The burial of the dead is linked to the belief in the resurrection of the body at the end of time. Catholics believe that all men will be resurrected for the Final Judgment. Thus, the reverence and care rendered to the body come from the honor and respect for the deceased person. One is not free to dispose of the body as if it were trash or fertilizer. The body that is buried belongs to the person who will one day be resurrected and will once again enjoy possession of it.

The belief in the resurrection of the body is essential to the Faith. To deny this truth is to reject Christ’s Resurrection and the need for the redemption. The Faith is meaningless without these dogmas that address Christ’s victory over death and the promise of life everlasting.

Death Does Not Terminate Relationships

Another reason why the Church buries the dead is the recognition that death does not terminate our relationships with the deceased. They are merely transformed. The dead are still part of the Christian community. Proper burial provides the framework whereby loved ones can fulfill their responsibilities to the dead.

To pray for the dead is a spiritual act of mercy that is encouraged by burial and visits to their graves. Masses offered for the repose of souls are yet another way to show charity toward the deceased. On their part, the poor souls in Purgatory can also intercede on behalf of the living.

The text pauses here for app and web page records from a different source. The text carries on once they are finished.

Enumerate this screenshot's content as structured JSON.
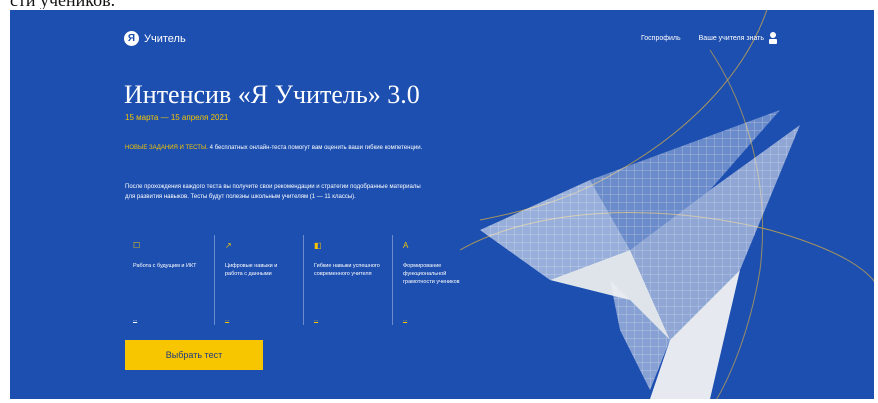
{
  "caption": "сти учеников.",
  "header": {
    "logo_text": "Учитель",
    "nav": [
      "Госпрофиль",
      "Ваше учителя знать"
    ]
  },
  "hero": {
    "title": "Интенсив «Я Учитель» 3.0",
    "dates": "15 марта — 15 апреля 2021",
    "highlight": "НОВЫЕ ЗАДАНИЯ И ТЕСТЫ.",
    "para1_rest": "4 бесплатных онлайн-теста помогут вам оценить ваши гибкие компетенции.",
    "para2": "После прохождения каждого теста вы получите свои рекомендации и стратегии подобранные материалы для развития навыков. Тесты будут полезны школьным учителям (1 — 11 классы)."
  },
  "cards": [
    {
      "icon": "☐",
      "text": "Работа с будущим и ИКТ",
      "link": "..."
    },
    {
      "icon": "↗",
      "text": "Цифровые навыки и работа с данными",
      "link": "..."
    },
    {
      "icon": "◧",
      "text": "Гибкие навыки успешного современного учителя",
      "link": "..."
    },
    {
      "icon": "A",
      "text": "Формирование функциональной грамотности учеников",
      "link": "..."
    }
  ],
  "cta_label": "Выбрать тест",
  "colors": {
    "background": "#1d4fb0",
    "accent": "#f4c400"
  }
}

Thus, the deceased benefit from the participation of the community and parish that extend these relationships beyond death. At the same time, the community comes to recognize the impact and possible intercession of the individual upon all. The deceased person is integrated into the history of the community, recorded as it is by the Church.

Radical Ecologists and the End of Man

How different this is from the “recomposition” option now being debated. Implicit in this initiative is the modern secular notion of man as a being with no soul or purpose in life. The body is a mere phase in the constant transformation of matter. An individual has no real significance, history, or eternal destiny.

Thus, Bertrand Russell (1872-1970) could claim that man’s “origin, his growth, his hopes and fears, his loves and his beliefs, is the outcome of accidental collocations of atoms; that no fire, no heroism, no intensity of thought and feeling, can preserve an individual life beyond the grave.”

Today’s ecologists draw ever more radical conclusions from this secular view. They not only believe humans to be insignificant but also harmful to the Earth. Some denounce humanity as a virus that would best be wiped from the face of the Earth. They deplore civilization and yearn to live (or die) in harmony with nature.

Indeed, should an eco-dictatorship ever be established over the Earth (beyond the extensive socialist regulations now in place), the “recomposition” option might not be optional but mandatory.

Pondering Human Extinction

These morbid ideas about humanity are mainstream in many sectors of society. Professor Todd May of Clemson University recently penned an op-ed in The New York Times in which he asked if the extinction of the human race would be a tragedy.

“It may well be, then, that the extinction of humanity would make the world better off and yet would be a tragedy,” he mused. “I don’t want to say this for sure, since the issue is quite complex. But it certainly seems a live possibility, and that by itself disturbs me.”

Such dark, despairing ponderings are the backdrop of a spirit of unhappiness and depression that haunts and mocks postmodern society. Only the Church has the proper response, based as it is on the “unwritten and unchanging laws” that give meaning and purpose to life.

Of course, the fact that many do not believe in the soul or an eternal destiny does not change reality. The soul does exist. God did create and redeem humanity. There will be a general resurrection and the Last Judgment to determine our eternal destiny be it found in Heaven or Hell. Man is not an accidental collision of composted atoms but made to be an adopted son of God and co-heir to his Kingdom.

As seen on Crisis Magazine.